--- Extracted records ---

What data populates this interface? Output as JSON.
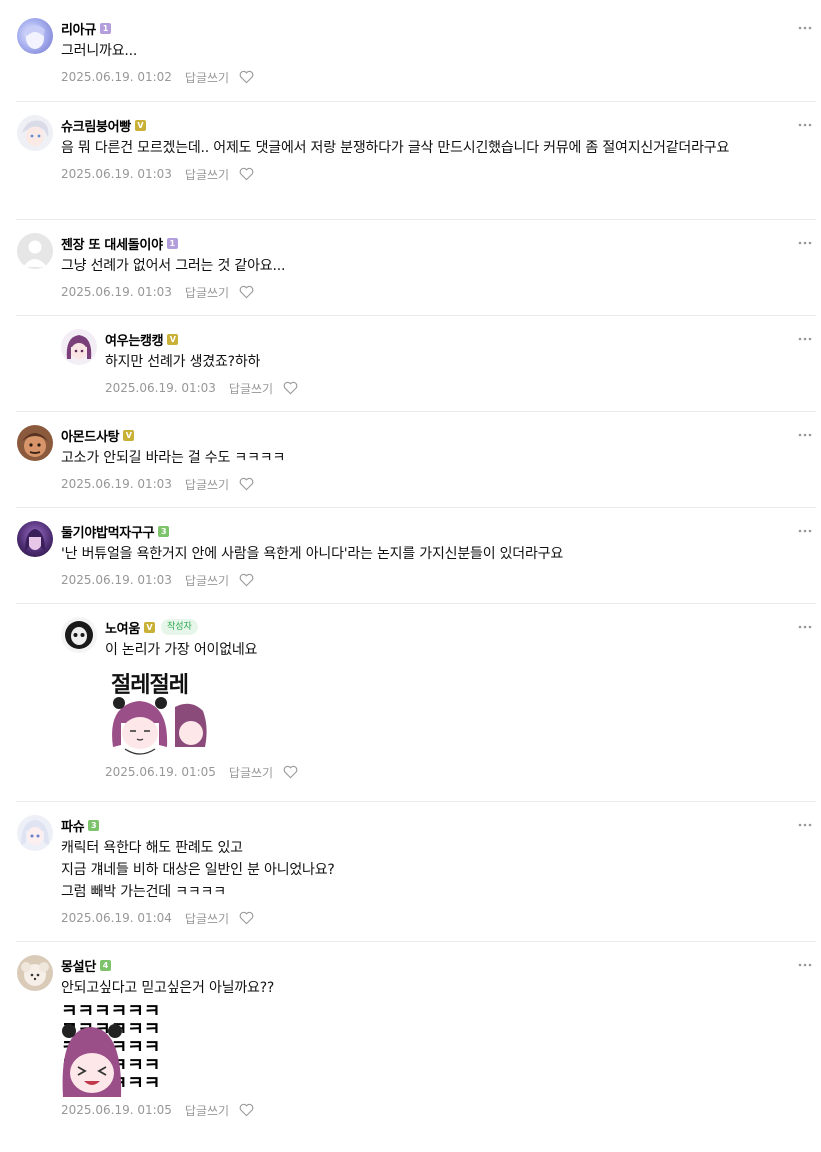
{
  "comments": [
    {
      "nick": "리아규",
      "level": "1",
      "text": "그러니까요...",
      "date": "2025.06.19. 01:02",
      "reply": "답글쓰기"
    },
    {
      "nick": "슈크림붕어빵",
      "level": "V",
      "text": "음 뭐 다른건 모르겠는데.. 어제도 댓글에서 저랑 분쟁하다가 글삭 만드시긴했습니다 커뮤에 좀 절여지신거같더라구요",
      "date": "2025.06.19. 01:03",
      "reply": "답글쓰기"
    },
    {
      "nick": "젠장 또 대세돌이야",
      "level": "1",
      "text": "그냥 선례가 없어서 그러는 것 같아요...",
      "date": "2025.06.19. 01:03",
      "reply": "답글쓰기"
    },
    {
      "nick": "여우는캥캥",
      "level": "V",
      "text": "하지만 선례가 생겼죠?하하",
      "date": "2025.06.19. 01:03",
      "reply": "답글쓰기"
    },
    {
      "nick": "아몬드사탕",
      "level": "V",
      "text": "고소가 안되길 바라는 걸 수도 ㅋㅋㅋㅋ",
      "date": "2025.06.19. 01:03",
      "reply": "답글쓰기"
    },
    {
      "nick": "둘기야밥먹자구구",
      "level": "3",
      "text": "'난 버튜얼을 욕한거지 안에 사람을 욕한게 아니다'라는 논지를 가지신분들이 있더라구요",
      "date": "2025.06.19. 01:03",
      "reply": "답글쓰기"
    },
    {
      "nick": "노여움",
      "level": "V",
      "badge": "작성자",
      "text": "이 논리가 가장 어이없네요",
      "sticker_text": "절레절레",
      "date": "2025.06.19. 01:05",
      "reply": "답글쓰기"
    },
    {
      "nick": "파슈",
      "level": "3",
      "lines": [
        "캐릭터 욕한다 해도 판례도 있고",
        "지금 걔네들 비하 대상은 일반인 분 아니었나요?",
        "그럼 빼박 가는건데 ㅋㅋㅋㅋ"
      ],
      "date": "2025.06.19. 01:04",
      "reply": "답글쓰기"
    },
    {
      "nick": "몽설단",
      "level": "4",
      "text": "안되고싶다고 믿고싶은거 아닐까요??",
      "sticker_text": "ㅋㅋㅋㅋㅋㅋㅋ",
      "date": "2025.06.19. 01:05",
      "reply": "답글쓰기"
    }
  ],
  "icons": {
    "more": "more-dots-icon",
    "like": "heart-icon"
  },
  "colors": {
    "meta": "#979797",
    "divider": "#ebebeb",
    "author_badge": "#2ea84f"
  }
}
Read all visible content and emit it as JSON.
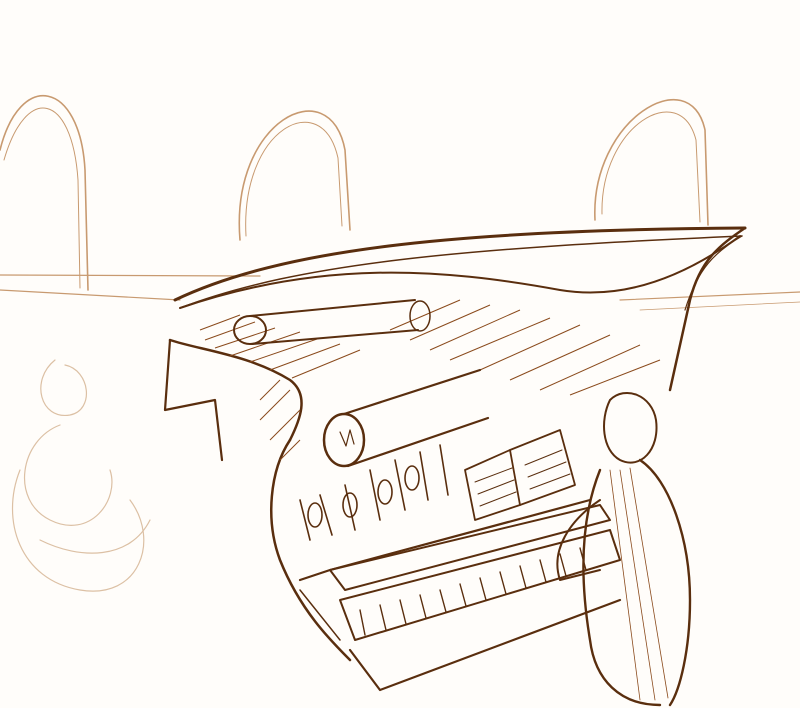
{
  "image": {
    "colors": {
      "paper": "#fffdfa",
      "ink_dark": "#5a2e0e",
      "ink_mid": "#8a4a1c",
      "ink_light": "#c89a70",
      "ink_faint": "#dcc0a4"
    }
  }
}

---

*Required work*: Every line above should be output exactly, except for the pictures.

*Reply to the task*:
What data populates this interface? Output as JSON.
{
  "comments": [
    {
      "nick": "리아규",
      "level": "1",
      "text": "그러니까요...",
      "date": "2025.06.19. 01:02",
      "reply": "답글쓰기"
    },
    {
      "nick": "슈크림붕어빵",
      "level": "V",
      "text": "음 뭐 다른건 모르겠는데.. 어제도 댓글에서 저랑 분쟁하다가 글삭 만드시긴했습니다 커뮤에 좀 절여지신거같더라구요",
      "date": "2025.06.19. 01:03",
      "reply": "답글쓰기"
    },
    {
      "nick": "젠장 또 대세돌이야",
      "level": "1",
      "text": "그냥 선례가 없어서 그러는 것 같아요...",
      "date": "2025.06.19. 01:03",
      "reply": "답글쓰기"
    },
    {
      "nick": "여우는캥캥",
      "level": "V",
      "text": "하지만 선례가 생겼죠?하하",
      "date": "2025.06.19. 01:03",
      "reply": "답글쓰기"
    },
    {
      "nick": "아몬드사탕",
      "level": "V",
      "text": "고소가 안되길 바라는 걸 수도 ㅋㅋㅋㅋ",
      "date": "2025.06.19. 01:03",
      "reply": "답글쓰기"
    },
    {
      "nick": "둘기야밥먹자구구",
      "level": "3",
      "text": "'난 버튜얼을 욕한거지 안에 사람을 욕한게 아니다'라는 논지를 가지신분들이 있더라구요",
      "date": "2025.06.19. 01:03",
      "reply": "답글쓰기"
    },
    {
      "nick": "노여움",
      "level": "V",
      "badge": "작성자",
      "text": "이 논리가 가장 어이없네요",
      "sticker_text": "절레절레",
      "date": "2025.06.19. 01:05",
      "reply": "답글쓰기"
    },
    {
      "nick": "파슈",
      "level": "3",
      "lines": [
        "캐릭터 욕한다 해도 판례도 있고",
        "지금 걔네들 비하 대상은 일반인 분 아니었나요?",
        "그럼 빼박 가는건데 ㅋㅋㅋㅋ"
      ],
      "date": "2025.06.19. 01:04",
      "reply": "답글쓰기"
    },
    {
      "nick": "몽설단",
      "level": "4",
      "text": "안되고싶다고 믿고싶은거 아닐까요??",
      "sticker_text": "ㅋㅋㅋㅋㅋㅋㅋ",
      "date": "2025.06.19. 01:05",
      "reply": "답글쓰기"
    }
  ],
  "icons": {
    "more": "more-dots-icon",
    "like": "heart-icon"
  },
  "colors": {
    "meta": "#979797",
    "divider": "#ebebeb",
    "author_badge": "#2ea84f"
  }
}
Read all visible content and emit it as JSON.
{
  "image": {
    "colors": {
      "paper": "#fffdfa",
      "ink_dark": "#5a2e0e",
      "ink_mid": "#8a4a1c",
      "ink_light": "#c89a70",
      "ink_faint": "#dcc0a4"
    }
  }
}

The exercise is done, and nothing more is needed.